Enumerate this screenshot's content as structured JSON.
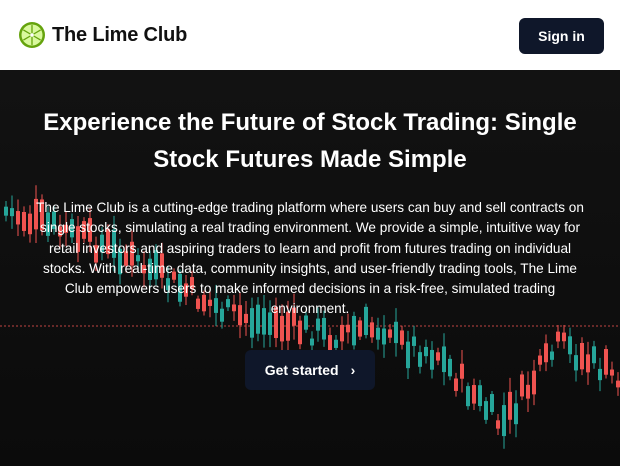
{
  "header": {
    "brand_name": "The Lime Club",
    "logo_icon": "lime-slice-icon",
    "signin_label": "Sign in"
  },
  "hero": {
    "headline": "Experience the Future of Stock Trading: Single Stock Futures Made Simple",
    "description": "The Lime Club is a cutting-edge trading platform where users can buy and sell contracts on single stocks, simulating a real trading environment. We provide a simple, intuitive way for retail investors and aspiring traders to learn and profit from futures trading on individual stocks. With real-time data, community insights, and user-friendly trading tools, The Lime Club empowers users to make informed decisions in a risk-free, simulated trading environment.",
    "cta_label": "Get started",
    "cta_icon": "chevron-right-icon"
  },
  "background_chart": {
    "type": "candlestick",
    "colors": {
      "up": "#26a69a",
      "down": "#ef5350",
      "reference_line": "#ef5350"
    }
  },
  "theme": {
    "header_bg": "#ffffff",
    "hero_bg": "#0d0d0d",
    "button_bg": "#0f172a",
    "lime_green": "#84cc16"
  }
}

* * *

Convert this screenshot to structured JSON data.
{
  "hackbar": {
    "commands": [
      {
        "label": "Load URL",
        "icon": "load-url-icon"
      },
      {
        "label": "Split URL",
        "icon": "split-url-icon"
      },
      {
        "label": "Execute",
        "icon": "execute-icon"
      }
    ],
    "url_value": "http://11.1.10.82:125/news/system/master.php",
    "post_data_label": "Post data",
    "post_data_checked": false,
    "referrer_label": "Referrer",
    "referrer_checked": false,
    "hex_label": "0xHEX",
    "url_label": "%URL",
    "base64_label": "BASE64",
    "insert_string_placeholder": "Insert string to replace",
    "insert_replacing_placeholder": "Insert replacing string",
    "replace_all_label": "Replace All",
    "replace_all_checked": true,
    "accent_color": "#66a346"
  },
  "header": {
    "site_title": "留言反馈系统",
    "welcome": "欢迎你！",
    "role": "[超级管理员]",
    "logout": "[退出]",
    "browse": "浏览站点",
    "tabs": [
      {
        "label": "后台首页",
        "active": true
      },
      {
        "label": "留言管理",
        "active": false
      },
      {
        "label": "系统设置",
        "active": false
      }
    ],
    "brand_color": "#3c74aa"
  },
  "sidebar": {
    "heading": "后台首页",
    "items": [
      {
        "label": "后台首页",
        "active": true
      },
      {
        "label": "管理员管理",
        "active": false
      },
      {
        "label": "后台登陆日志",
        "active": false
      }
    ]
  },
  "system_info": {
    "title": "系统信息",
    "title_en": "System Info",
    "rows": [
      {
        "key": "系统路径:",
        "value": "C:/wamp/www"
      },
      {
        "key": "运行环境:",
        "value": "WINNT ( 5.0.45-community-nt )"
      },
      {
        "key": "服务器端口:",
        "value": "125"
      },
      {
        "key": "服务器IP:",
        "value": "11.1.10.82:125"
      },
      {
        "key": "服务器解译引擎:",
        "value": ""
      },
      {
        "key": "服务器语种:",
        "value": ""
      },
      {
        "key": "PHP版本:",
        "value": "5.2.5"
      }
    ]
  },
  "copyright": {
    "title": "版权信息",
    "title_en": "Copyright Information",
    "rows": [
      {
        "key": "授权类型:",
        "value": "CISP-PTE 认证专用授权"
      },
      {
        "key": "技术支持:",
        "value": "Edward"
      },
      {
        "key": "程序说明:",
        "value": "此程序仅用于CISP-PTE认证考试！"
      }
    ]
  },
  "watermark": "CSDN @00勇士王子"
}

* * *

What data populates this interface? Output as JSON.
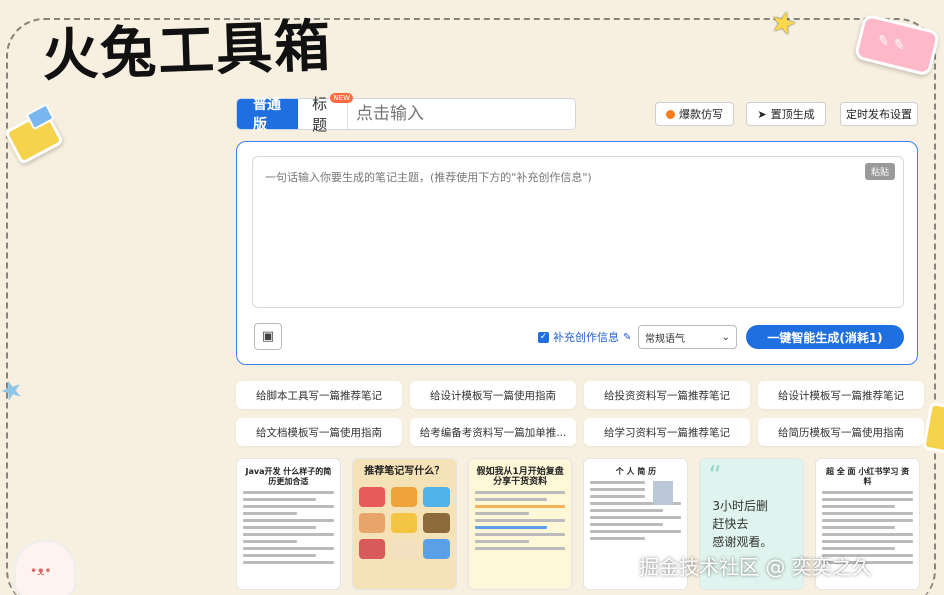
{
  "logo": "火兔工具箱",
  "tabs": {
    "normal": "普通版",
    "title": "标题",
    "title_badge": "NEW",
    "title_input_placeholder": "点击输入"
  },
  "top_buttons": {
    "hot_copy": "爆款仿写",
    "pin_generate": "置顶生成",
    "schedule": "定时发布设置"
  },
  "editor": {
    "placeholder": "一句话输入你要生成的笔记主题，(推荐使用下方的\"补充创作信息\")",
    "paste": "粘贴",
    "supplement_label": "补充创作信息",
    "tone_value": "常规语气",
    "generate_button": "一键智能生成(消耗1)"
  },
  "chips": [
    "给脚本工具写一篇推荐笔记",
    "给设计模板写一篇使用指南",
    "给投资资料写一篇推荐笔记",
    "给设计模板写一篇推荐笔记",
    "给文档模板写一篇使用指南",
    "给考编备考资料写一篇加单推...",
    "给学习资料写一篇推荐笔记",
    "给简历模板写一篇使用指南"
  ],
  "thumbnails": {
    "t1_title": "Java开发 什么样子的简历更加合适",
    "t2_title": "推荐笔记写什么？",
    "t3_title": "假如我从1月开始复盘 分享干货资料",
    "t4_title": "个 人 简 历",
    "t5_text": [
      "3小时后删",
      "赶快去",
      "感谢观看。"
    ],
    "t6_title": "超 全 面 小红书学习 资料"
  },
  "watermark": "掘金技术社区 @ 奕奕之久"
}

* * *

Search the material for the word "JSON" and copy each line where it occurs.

Enumerate this screenshot's content as structured JSON.
Convert this screenshot to structured JSON data.
What data populates this interface? Output as JSON.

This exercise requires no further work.